No, Jobs didn't found Pixar, or participate in the company when it was part of Lucasfilm and helping out with graphics on movies like Star Trek II: The Wrath of Khan. But in 1986, when Pixar consisted of about 45 people and was more about the technology than the animation, Steve Jobs bought Pixar for $5 million, and gave the company $5 million to work with. That same year the studio released its iconic short "Luxo Jr," and the history of animation began to change forever. Jobs was named the Chairman and CEO of Pixar and was responsible for the company's sale, nearly 20 years and several Oscars later, of the studio to Disney.

It's hard to say exactly what impact Jobs had on Pixar when he was its CEO, since the credit for the studio's genius generally goes to its animators and storytellers. But Apple and Pixar are clearly simpatico companies, born of innovation and a desire to break away from the norm, pioneering new designs and ideas that aren't just fabulous, but game-changing.
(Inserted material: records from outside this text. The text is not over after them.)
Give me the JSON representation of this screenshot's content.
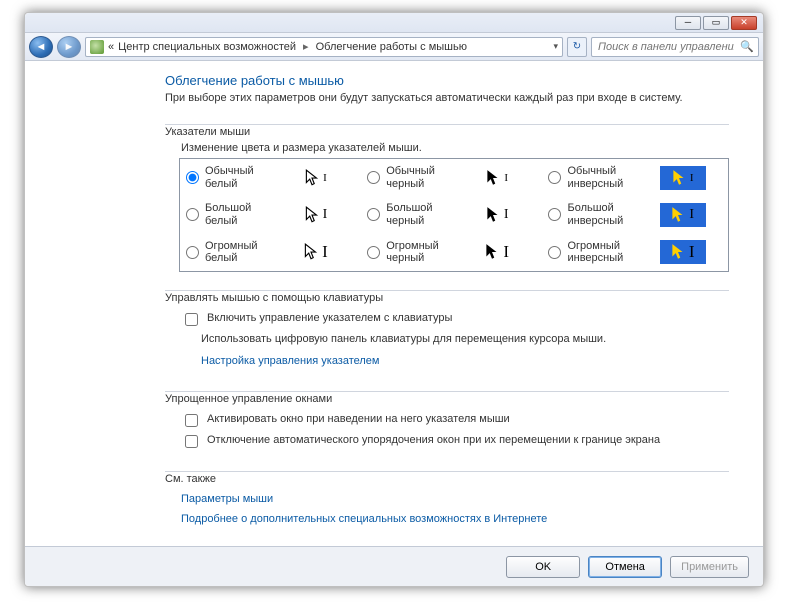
{
  "breadcrumbs": {
    "prefix": "«",
    "item1": "Центр специальных возможностей",
    "item2": "Облегчение работы с мышью"
  },
  "search": {
    "placeholder": "Поиск в панели управления"
  },
  "page": {
    "title": "Облегчение работы с мышью",
    "desc": "При выборе этих параметров они будут запускаться автоматически каждый раз при входе в систему."
  },
  "pointers": {
    "heading": "Указатели мыши",
    "sub": "Изменение цвета и размера указателей мыши.",
    "options": [
      {
        "label": "Обычный\nбелый",
        "selected": true,
        "style": "white"
      },
      {
        "label": "Обычный\nчерный",
        "selected": false,
        "style": "black"
      },
      {
        "label": "Обычный\nинверсный",
        "selected": false,
        "style": "inv"
      },
      {
        "label": "Большой\nбелый",
        "selected": false,
        "style": "white"
      },
      {
        "label": "Большой\nчерный",
        "selected": false,
        "style": "black"
      },
      {
        "label": "Большой\nинверсный",
        "selected": false,
        "style": "inv"
      },
      {
        "label": "Огромный\nбелый",
        "selected": false,
        "style": "white"
      },
      {
        "label": "Огромный\nчерный",
        "selected": false,
        "style": "black"
      },
      {
        "label": "Огромный\nинверсный",
        "selected": false,
        "style": "inv"
      }
    ]
  },
  "keyboard": {
    "heading": "Управлять мышью с помощью клавиатуры",
    "chk": "Включить управление указателем с клавиатуры",
    "desc": "Использовать цифровую панель клавиатуры для перемещения курсора мыши.",
    "link": "Настройка управления указателем"
  },
  "windows": {
    "heading": "Упрощенное управление окнами",
    "chk1": "Активировать окно при наведении на него указателя мыши",
    "chk2": "Отключение автоматического упорядочения окон при их перемещении к границе экрана"
  },
  "seealso": {
    "heading": "См. также",
    "link1": "Параметры мыши",
    "link2": "Подробнее о дополнительных специальных возможностях в Интернете"
  },
  "buttons": {
    "ok": "OK",
    "cancel": "Отмена",
    "apply": "Применить"
  }
}
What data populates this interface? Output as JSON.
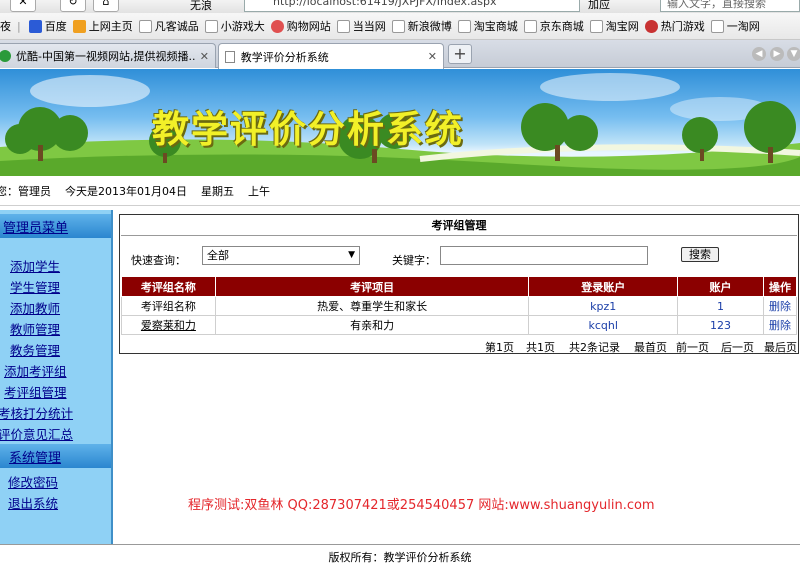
{
  "browser": {
    "toolbar": {
      "title_fragment": "无浪",
      "address": "http://localhost:61419/JXPJFX/Index.aspx",
      "add_button": "加应",
      "search_placeholder": "输入文字，直接搜索"
    },
    "bookmarks": [
      "百度",
      "上网主页",
      "凡客诚品",
      "小游戏大",
      "购物网站",
      "当当网",
      "新浪微博",
      "淘宝商城",
      "京东商城",
      "淘宝网",
      "热门游戏",
      "一淘网"
    ],
    "bookmark_prefix": "夜",
    "tabs": [
      {
        "label": "优酷-中国第一视频网站,提供视频播..."
      },
      {
        "label": "教学评价分析系统"
      }
    ],
    "new_tab": "+"
  },
  "banner": {
    "title": "教学评价分析系统"
  },
  "userbar": {
    "text": "您：管理员    今天是2013年01月04日    星期五    上午"
  },
  "sidebar": {
    "header1": "管理员菜单",
    "items1": [
      "添加学生",
      "学生管理",
      "添加教师",
      "教师管理",
      "教务管理",
      "添加考评组",
      "考评组管理",
      "考核打分统计",
      "评价意见汇总"
    ],
    "header2": "系统管理",
    "items2": [
      "修改密码",
      "退出系统"
    ]
  },
  "main": {
    "title": "考评组管理",
    "search": {
      "quick_label": "快速查询：",
      "select_value": "全部",
      "keyword_label": "关键字：",
      "keyword_value": "",
      "button": "搜索"
    },
    "table": {
      "headers": [
        "考评组名称",
        "考评项目",
        "登录账户",
        "账户",
        "操作"
      ],
      "rows": [
        [
          "考评组名称",
          "热爱、尊重学生和家长",
          "kpz1",
          "1",
          "删除"
        ],
        [
          "爱察莱和力",
          "有亲和力",
          "kcqhl",
          "123",
          "删除"
        ]
      ]
    },
    "pagination": [
      "第1页",
      "共1页",
      "共2条记录",
      "最首页",
      "前一页",
      "后一页",
      "最后页"
    ]
  },
  "credit": "程序测试:双鱼林 QQ:287307421或254540457 网站:www.shuangyulin.com",
  "footer": "版权所有：教学评价分析系统",
  "colors": {
    "header_red": "#8b0000",
    "sidebar_blue": "#8fd1f5",
    "credit_red": "#e4272c"
  }
}
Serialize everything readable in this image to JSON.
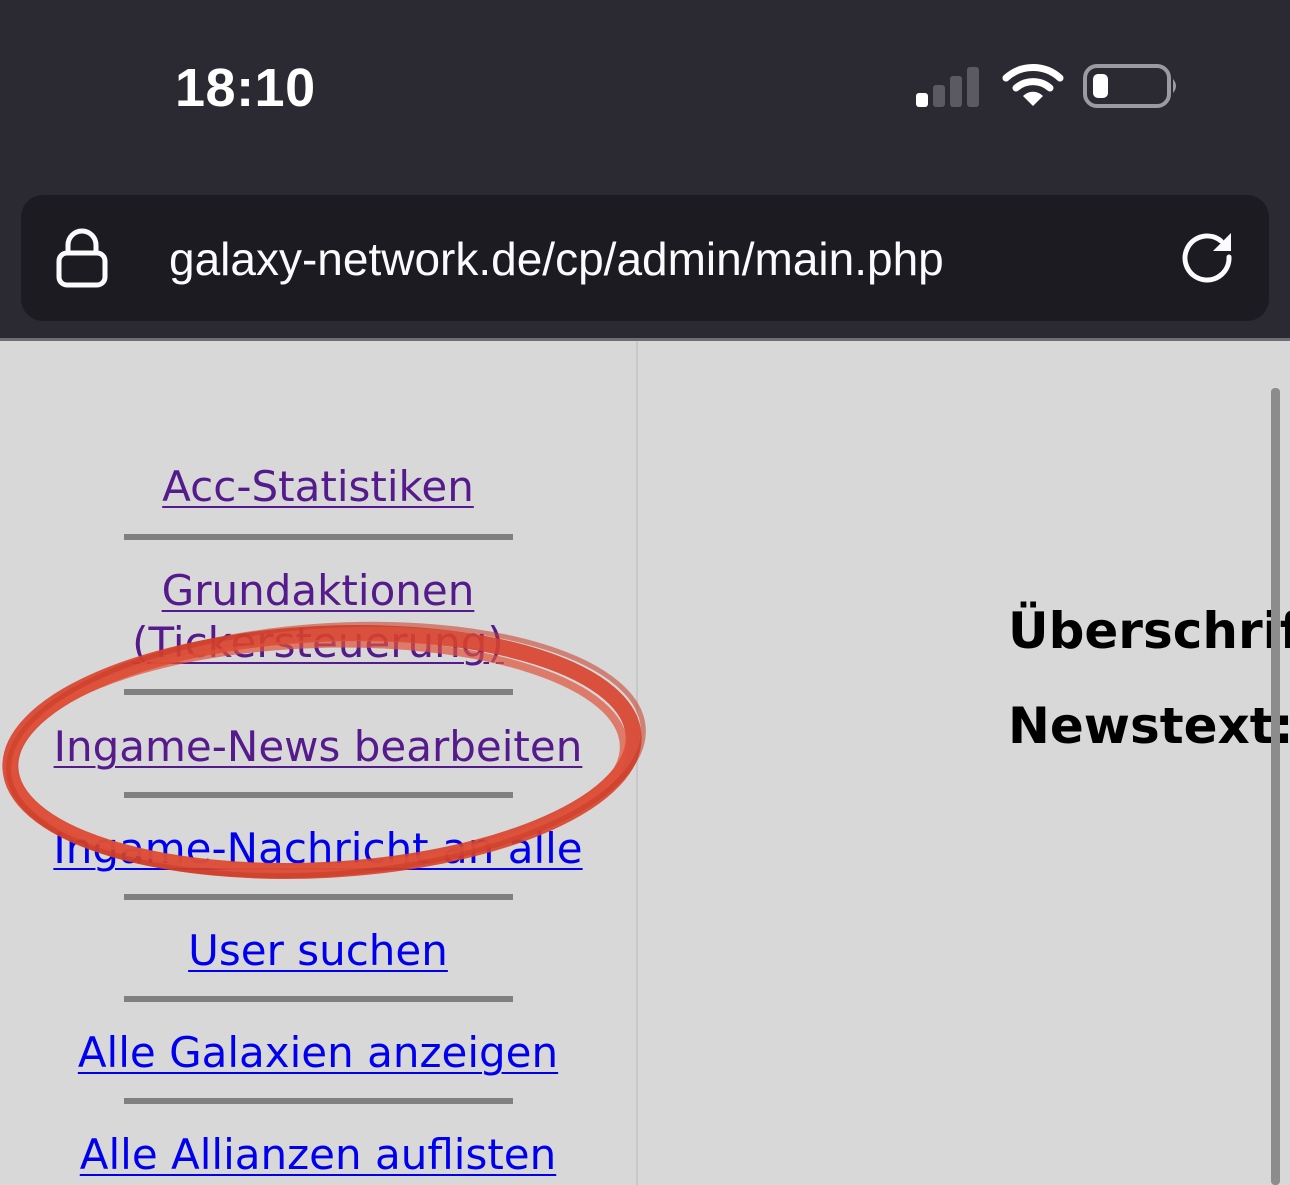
{
  "status_bar": {
    "time": "18:10"
  },
  "browser": {
    "url": "galaxy-network.de/cp/admin/main.php"
  },
  "nav": {
    "items": [
      {
        "label": "Acc-Statistiken",
        "visited": true
      },
      {
        "label": "Grundaktionen",
        "visited": true
      },
      {
        "label": "(Tickersteuerung)",
        "visited": true
      },
      {
        "label": "Ingame-News bearbeiten",
        "visited": true
      },
      {
        "label": "Ingame-Nachricht an alle",
        "visited": false
      },
      {
        "label": "User suchen",
        "visited": false
      },
      {
        "label": "Alle Galaxien anzeigen",
        "visited": false
      },
      {
        "label": "Alle Allianzen auflisten",
        "visited": false
      }
    ]
  },
  "main": {
    "heading_label": "Überschrift:",
    "newstext_label": "Newstext:"
  },
  "colors": {
    "chrome_bg": "#2b2a33",
    "address_bar_bg": "#1c1b22",
    "page_bg": "#d8d8d8",
    "link": "#0000ee",
    "visited_link": "#551a8b",
    "annotation_red": "#d9412b"
  },
  "icons": {
    "lock": "lock-icon",
    "reload": "reload-icon",
    "signal": "cellular-signal-icon",
    "wifi": "wifi-icon",
    "battery": "battery-icon"
  }
}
It's something of a fluke that Jobs wound up owning the company that would change movies as much as his own Apple changed technology, but given the way things turned out, it's impossible to imagine it happening any other way.

There will be plenty of tributes to Jobs from the knowledgeable tech-heads and the media in the coming days-- his death, at an age when he should have been at his prime, is truly seismic-- but as movie fans, there's a very easy way to acknowledge his loss. Pick a Pixar movie, any Pixar movie, the one that you love the most, watch it, and remember the man without whom it wouldn't have been possible.